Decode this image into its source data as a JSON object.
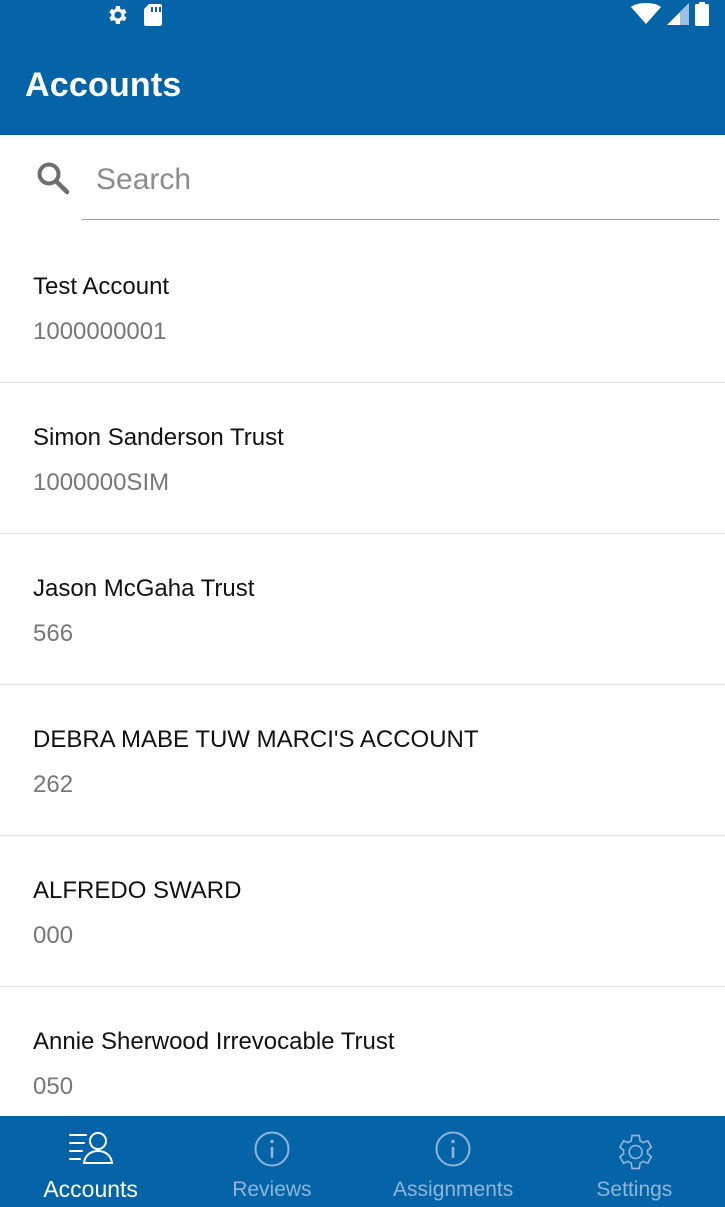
{
  "status_bar": {
    "left_icons": [
      "gear-icon",
      "sd-card-icon"
    ],
    "right_icons": [
      "wifi-icon",
      "signal-icon",
      "battery-icon"
    ]
  },
  "app_bar": {
    "title": "Accounts"
  },
  "search": {
    "placeholder": "Search",
    "value": ""
  },
  "accounts": [
    {
      "name": "Test Account",
      "number": "1000000001"
    },
    {
      "name": "Simon Sanderson Trust",
      "number": "1000000SIM"
    },
    {
      "name": "Jason McGaha Trust",
      "number": "566"
    },
    {
      "name": "DEBRA MABE TUW MARCI'S ACCOUNT",
      "number": "262"
    },
    {
      "name": "ALFREDO SWARD",
      "number": "000"
    },
    {
      "name": "Annie Sherwood Irrevocable Trust",
      "number": "050"
    }
  ],
  "bottom_nav": {
    "tabs": [
      {
        "label": "Accounts",
        "icon": "accounts-icon",
        "active": true
      },
      {
        "label": "Reviews",
        "icon": "info-icon",
        "active": false
      },
      {
        "label": "Assignments",
        "icon": "info-icon",
        "active": false
      },
      {
        "label": "Settings",
        "icon": "gear-icon",
        "active": false
      }
    ]
  },
  "colors": {
    "primary": "#0563a8",
    "inactive_tab": "#8fb6d8",
    "secondary_text": "#777777"
  }
}
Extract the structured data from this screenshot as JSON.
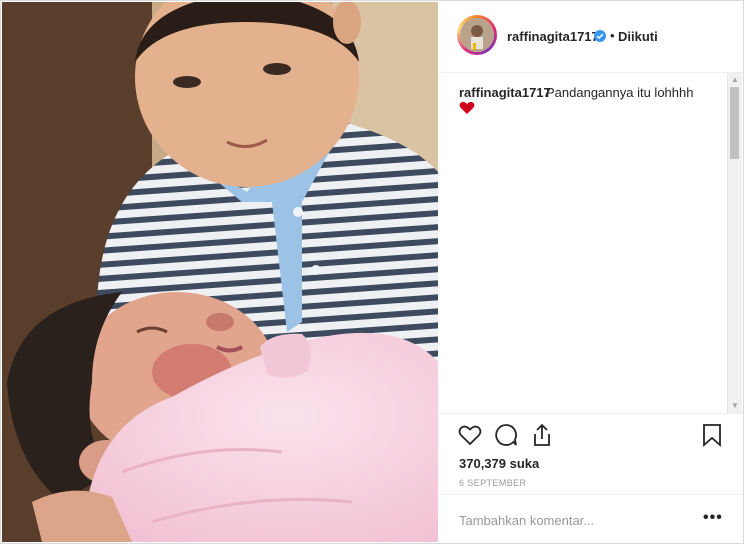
{
  "post": {
    "username": "raffinagita1717",
    "separator": "•",
    "follow_label": "Diikuti",
    "caption_user": "raffinagita1717",
    "caption_text": "Pandangannya itu lohhhh",
    "caption_emoji": "red-heart",
    "likes": "370,379 suka",
    "date": "6 SEPTEMBER",
    "comment_placeholder": "Tambahkan komentar...",
    "more_label": "•••"
  },
  "icons": {
    "like": "heart-outline-icon",
    "comment": "speech-bubble-icon",
    "share": "share-icon",
    "save": "bookmark-icon",
    "verified": "verified-badge-icon"
  },
  "colors": {
    "verified": "#3897f0",
    "heart": "#ed4956",
    "text": "#262626",
    "muted": "#999999"
  }
}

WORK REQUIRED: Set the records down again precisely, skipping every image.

FINISHED TASK:
Decode this image into its source data as a JSON object.
{
  "status_bar": {
    "left_icons": [
      "gear-icon",
      "sd-card-icon"
    ],
    "right_icons": [
      "wifi-icon",
      "signal-icon",
      "battery-icon"
    ]
  },
  "app_bar": {
    "title": "Accounts"
  },
  "search": {
    "placeholder": "Search",
    "value": ""
  },
  "accounts": [
    {
      "name": "Test Account",
      "number": "1000000001"
    },
    {
      "name": "Simon Sanderson Trust",
      "number": "1000000SIM"
    },
    {
      "name": "Jason McGaha Trust",
      "number": "566"
    },
    {
      "name": "DEBRA MABE TUW MARCI'S ACCOUNT",
      "number": "262"
    },
    {
      "name": "ALFREDO SWARD",
      "number": "000"
    },
    {
      "name": "Annie Sherwood Irrevocable Trust",
      "number": "050"
    }
  ],
  "bottom_nav": {
    "tabs": [
      {
        "label": "Accounts",
        "icon": "accounts-icon",
        "active": true
      },
      {
        "label": "Reviews",
        "icon": "info-icon",
        "active": false
      },
      {
        "label": "Assignments",
        "icon": "info-icon",
        "active": false
      },
      {
        "label": "Settings",
        "icon": "gear-icon",
        "active": false
      }
    ]
  },
  "colors": {
    "primary": "#0563a8",
    "inactive_tab": "#8fb6d8",
    "secondary_text": "#777777"
  }
}
Extract the structured data from this screenshot as JSON.
{
  "post": {
    "username": "raffinagita1717",
    "separator": "•",
    "follow_label": "Diikuti",
    "caption_user": "raffinagita1717",
    "caption_text": "Pandangannya itu lohhhh",
    "caption_emoji": "red-heart",
    "likes": "370,379 suka",
    "date": "6 SEPTEMBER",
    "comment_placeholder": "Tambahkan komentar...",
    "more_label": "•••"
  },
  "icons": {
    "like": "heart-outline-icon",
    "comment": "speech-bubble-icon",
    "share": "share-icon",
    "save": "bookmark-icon",
    "verified": "verified-badge-icon"
  },
  "colors": {
    "verified": "#3897f0",
    "heart": "#ed4956",
    "text": "#262626",
    "muted": "#999999"
  }
}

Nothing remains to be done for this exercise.